#### [Task]
Would you reproduce all of the entries exactly?

#### [Data for the task]
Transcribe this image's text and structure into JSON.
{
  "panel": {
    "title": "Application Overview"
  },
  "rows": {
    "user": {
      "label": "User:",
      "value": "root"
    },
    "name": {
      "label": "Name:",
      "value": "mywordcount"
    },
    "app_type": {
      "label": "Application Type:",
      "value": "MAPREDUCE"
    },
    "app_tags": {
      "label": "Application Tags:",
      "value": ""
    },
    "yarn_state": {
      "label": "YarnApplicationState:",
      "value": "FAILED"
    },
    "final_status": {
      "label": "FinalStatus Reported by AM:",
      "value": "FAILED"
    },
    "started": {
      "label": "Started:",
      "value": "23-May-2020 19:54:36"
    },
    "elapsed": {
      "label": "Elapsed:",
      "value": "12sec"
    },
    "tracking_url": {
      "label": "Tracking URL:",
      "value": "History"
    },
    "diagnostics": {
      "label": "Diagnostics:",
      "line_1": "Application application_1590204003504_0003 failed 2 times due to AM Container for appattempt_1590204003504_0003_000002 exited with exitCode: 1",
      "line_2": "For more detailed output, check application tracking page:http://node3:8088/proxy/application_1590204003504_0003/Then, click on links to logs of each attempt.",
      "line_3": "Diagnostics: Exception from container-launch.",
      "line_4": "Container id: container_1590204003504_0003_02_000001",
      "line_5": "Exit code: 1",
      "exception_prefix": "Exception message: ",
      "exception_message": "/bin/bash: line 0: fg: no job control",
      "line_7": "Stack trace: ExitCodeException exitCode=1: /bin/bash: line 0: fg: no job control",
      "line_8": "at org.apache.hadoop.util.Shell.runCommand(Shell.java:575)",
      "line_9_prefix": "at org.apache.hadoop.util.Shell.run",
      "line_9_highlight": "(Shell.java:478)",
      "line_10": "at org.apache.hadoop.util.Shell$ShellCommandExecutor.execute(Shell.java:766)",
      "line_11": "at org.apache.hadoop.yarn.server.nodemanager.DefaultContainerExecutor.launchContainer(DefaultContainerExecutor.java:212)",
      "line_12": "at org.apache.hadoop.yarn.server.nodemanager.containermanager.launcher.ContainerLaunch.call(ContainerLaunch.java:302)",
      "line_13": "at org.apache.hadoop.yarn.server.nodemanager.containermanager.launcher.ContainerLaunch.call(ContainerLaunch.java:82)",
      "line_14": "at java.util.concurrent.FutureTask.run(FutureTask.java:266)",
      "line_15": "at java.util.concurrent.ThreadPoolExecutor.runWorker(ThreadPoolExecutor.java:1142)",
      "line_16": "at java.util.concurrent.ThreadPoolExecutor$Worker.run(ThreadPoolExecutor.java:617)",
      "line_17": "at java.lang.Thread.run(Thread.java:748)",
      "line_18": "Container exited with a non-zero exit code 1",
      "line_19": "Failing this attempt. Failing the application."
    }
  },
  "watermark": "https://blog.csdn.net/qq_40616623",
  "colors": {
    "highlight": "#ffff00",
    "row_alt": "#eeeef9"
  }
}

#### [Response to this exercise]
Transcribe this image's text and structure into JSON.
{
  "panel": {
    "title": "Application Overview"
  },
  "rows": {
    "user": {
      "label": "User:",
      "value": "root"
    },
    "name": {
      "label": "Name:",
      "value": "mywordcount"
    },
    "app_type": {
      "label": "Application Type:",
      "value": "MAPREDUCE"
    },
    "app_tags": {
      "label": "Application Tags:",
      "value": ""
    },
    "yarn_state": {
      "label": "YarnApplicationState:",
      "value": "FAILED"
    },
    "final_status": {
      "label": "FinalStatus Reported by AM:",
      "value": "FAILED"
    },
    "started": {
      "label": "Started:",
      "value": "23-May-2020 19:54:36"
    },
    "elapsed": {
      "label": "Elapsed:",
      "value": "12sec"
    },
    "tracking_url": {
      "label": "Tracking URL:",
      "value": "History"
    },
    "diagnostics": {
      "label": "Diagnostics:",
      "line_1": "Application application_1590204003504_0003 failed 2 times due to AM Container for appattempt_1590204003504_0003_000002 exited with exitCode: 1",
      "line_2": "For more detailed output, check application tracking page:http://node3:8088/proxy/application_1590204003504_0003/Then, click on links to logs of each attempt.",
      "line_3": "Diagnostics: Exception from container-launch.",
      "line_4": "Container id: container_1590204003504_0003_02_000001",
      "line_5": "Exit code: 1",
      "exception_prefix": "Exception message: ",
      "exception_message": "/bin/bash: line 0: fg: no job control",
      "line_7": "Stack trace: ExitCodeException exitCode=1: /bin/bash: line 0: fg: no job control",
      "line_8": "at org.apache.hadoop.util.Shell.runCommand(Shell.java:575)",
      "line_9_prefix": "at org.apache.hadoop.util.Shell.run",
      "line_9_highlight": "(Shell.java:478)",
      "line_10": "at org.apache.hadoop.util.Shell$ShellCommandExecutor.execute(Shell.java:766)",
      "line_11": "at org.apache.hadoop.yarn.server.nodemanager.DefaultContainerExecutor.launchContainer(DefaultContainerExecutor.java:212)",
      "line_12": "at org.apache.hadoop.yarn.server.nodemanager.containermanager.launcher.ContainerLaunch.call(ContainerLaunch.java:302)",
      "line_13": "at org.apache.hadoop.yarn.server.nodemanager.containermanager.launcher.ContainerLaunch.call(ContainerLaunch.java:82)",
      "line_14": "at java.util.concurrent.FutureTask.run(FutureTask.java:266)",
      "line_15": "at java.util.concurrent.ThreadPoolExecutor.runWorker(ThreadPoolExecutor.java:1142)",
      "line_16": "at java.util.concurrent.ThreadPoolExecutor$Worker.run(ThreadPoolExecutor.java:617)",
      "line_17": "at java.lang.Thread.run(Thread.java:748)",
      "line_18": "Container exited with a non-zero exit code 1",
      "line_19": "Failing this attempt. Failing the application."
    }
  },
  "watermark": "https://blog.csdn.net/qq_40616623",
  "colors": {
    "highlight": "#ffff00",
    "row_alt": "#eeeef9"
  }
}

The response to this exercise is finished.